The Arteries of the Digital World
A photographer’s journey through the world of technology
As technology develops, we are having a harder time imagining what the processes that make up our world look like. Photographer Henrik Spohler sets out to bring physical evidence of the building blocks of the digital world and the systems that bring forth our scientific discoveries.
0/1 Dataflow (2000-2001)
Our world is more and more connected, but what do the life veins of the digital world really look like? Long before the Internet be- came part of almost everyone’s daily routine, Henrik Spohler set out on an expedition to the jungle of wires and cases. What he came upon was a clinically-clean world – endless rows of steel boxes interrupted only by colourful vines of cable.
He was surprised by how physically constructed the digital world still is, even though we have already accepted it as an almost ‘natural’ component of our daily lives. “My images are in no way anti-technology, though,” Spohler says.“They convey my ambiguous fascination of the un- known sphere beyond the colorful screens.”
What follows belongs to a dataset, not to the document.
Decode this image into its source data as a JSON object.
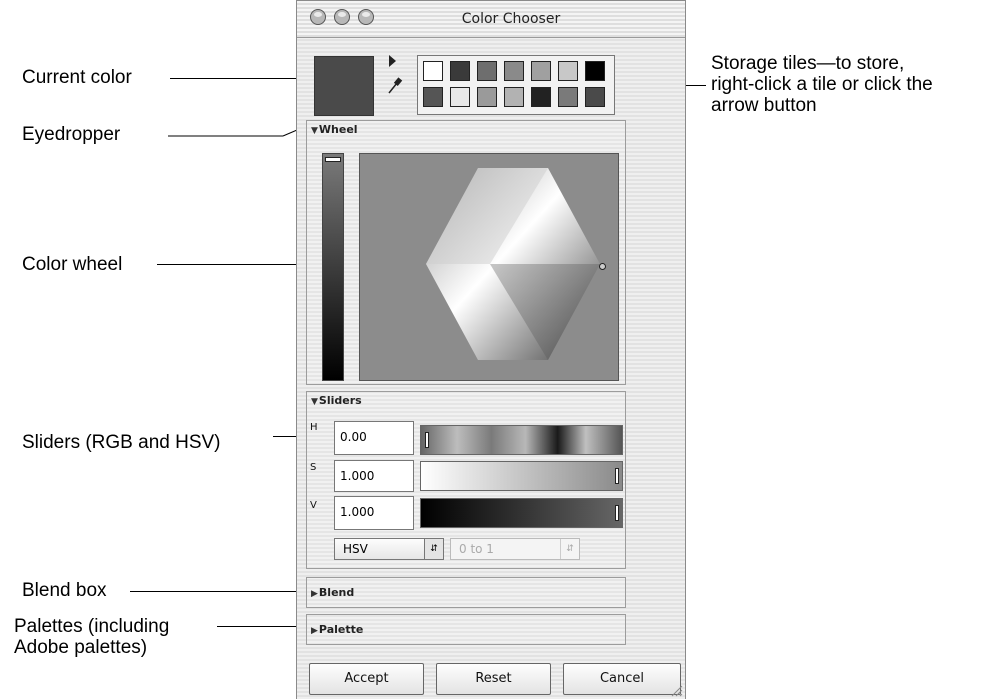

What is the origin of Homo Sapiens? Astronomers observe the edges of the universe at night in the Chilean Atacama desert, while climate researchers in Copenhagen examine air that has been locked in the Arctic ice for thousands of years old, and in the heart of an Italian mountain physicists await a gleam that no human eye can see. Research in the natural sciences often goes beyond the power of our imagination. Henrik Spohler explores the world of scientific discovery and documents the complex and sophisticated processes that fuels it...
State-of-the-art computed tomography and statistical analysis of skull shapes show that the faces of the earliest known humans, who lived in present-day Morocco 300,000 years ago, were not that different from ours. They had more elongated skulls, where ours are rounded.
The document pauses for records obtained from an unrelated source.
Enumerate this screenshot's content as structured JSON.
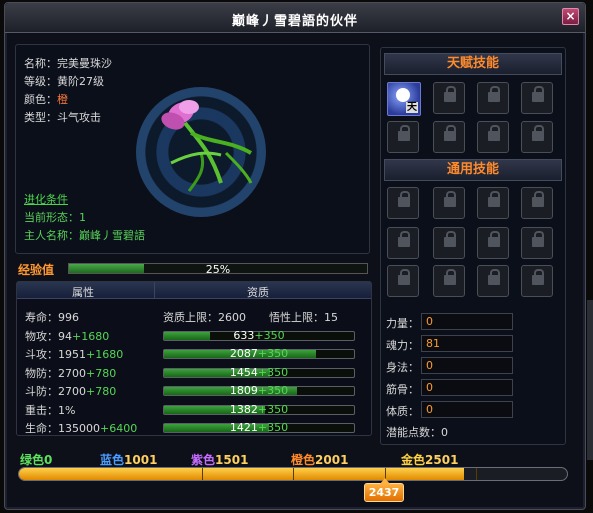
{
  "window": {
    "title": "巅峰丿雪碧語的伙伴",
    "close_label": "×"
  },
  "pet_info": {
    "name_label": "名称：",
    "name_value": "完美曼珠沙",
    "level_label": "等级：",
    "level_value": "黄阶27级",
    "color_label": "颜色：",
    "color_value": "橙",
    "type_label": "类型：",
    "type_value": "斗气攻击",
    "evolve_link": "进化条件",
    "form_label": "当前形态：",
    "form_value": "1",
    "owner_label": "主人名称：",
    "owner_value": "巅峰丿雪碧語"
  },
  "experience": {
    "label": "经验值",
    "percent_text": "25%",
    "percent": 25
  },
  "attributes": {
    "header_attr": "属性",
    "header_qual": "资质",
    "qual_cap_label": "资质上限：",
    "qual_cap_value": "2600",
    "wisdom_cap_label": "悟性上限：",
    "wisdom_cap_value": "15",
    "rows": [
      {
        "name": "寿命：",
        "base": "996",
        "bonus": ""
      },
      {
        "name": "物攻：",
        "base": "94",
        "bonus": "+1680",
        "qual": "633",
        "qual_bonus": "+350",
        "fill": 24
      },
      {
        "name": "斗攻：",
        "base": "1951",
        "bonus": "+1680",
        "qual": "2087",
        "qual_bonus": "+350",
        "fill": 80
      },
      {
        "name": "物防：",
        "base": "2700",
        "bonus": "+780",
        "qual": "1454",
        "qual_bonus": "+350",
        "fill": 56
      },
      {
        "name": "斗防：",
        "base": "2700",
        "bonus": "+780",
        "qual": "1809",
        "qual_bonus": "+350",
        "fill": 70
      },
      {
        "name": "重击：",
        "base": "1%",
        "bonus": "",
        "qual": "1382",
        "qual_bonus": "+350",
        "fill": 53
      },
      {
        "name": "生命：",
        "base": "135000",
        "bonus": "+6400",
        "qual": "1421",
        "qual_bonus": "+350",
        "fill": 55
      }
    ]
  },
  "skills": {
    "talent_title": "天赋技能",
    "general_title": "通用技能",
    "talent_icon_tag": "天"
  },
  "properties": {
    "rows": [
      {
        "label": "力量：",
        "value": "0"
      },
      {
        "label": "魂力：",
        "value": "81"
      },
      {
        "label": "身法：",
        "value": "0"
      },
      {
        "label": "筋骨：",
        "value": "0"
      },
      {
        "label": "体质：",
        "value": "0"
      }
    ],
    "points_label": "潜能点数：",
    "points_value": "0"
  },
  "tiers": {
    "labels": [
      {
        "name": "绿色",
        "value": "0",
        "color": "#5ee05e"
      },
      {
        "name": "蓝色",
        "value": "1001",
        "color": "#4a9cff"
      },
      {
        "name": "紫色",
        "value": "1501",
        "color": "#c46cff"
      },
      {
        "name": "橙色",
        "value": "2001",
        "color": "#ff8a2a"
      },
      {
        "name": "金色",
        "value": "2501",
        "color": "#ffd040"
      }
    ],
    "current": "2437",
    "current_value": 2437,
    "max_value": 3000
  },
  "colors": {
    "accent": "#ff8a2a",
    "green": "#4cd44c",
    "panel": "#0b0f1a"
  }
}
Max Planck Institute for Evolutionary Anthropology, Department of Human Evolution, Leipzig, Germany.
Researchers from around the world access the servers of the European Organization for Nuclear Research’s (CERN) data center. For the rapid exchange of this data, the British CERN physicist Tim Berners-Lee invented HTML, the language of the World Wide Web.
European Organization for Nuclear Research (CERN), Canton of Geneva, Switzerland
The fully automated phenotyping facility of the Leibniz Institute for Plant Genetics and Crop Plant Research identifies which varieties of barley produce the highest yield. The aim is to find high-yielding and dry-resistant varieties that can be used for new breeding.
Leibniz Institute for Plant Genetics and Crop Plant Research, Gatersleben, Germany
These photos appear in Are We Europe #5: Code of Conscience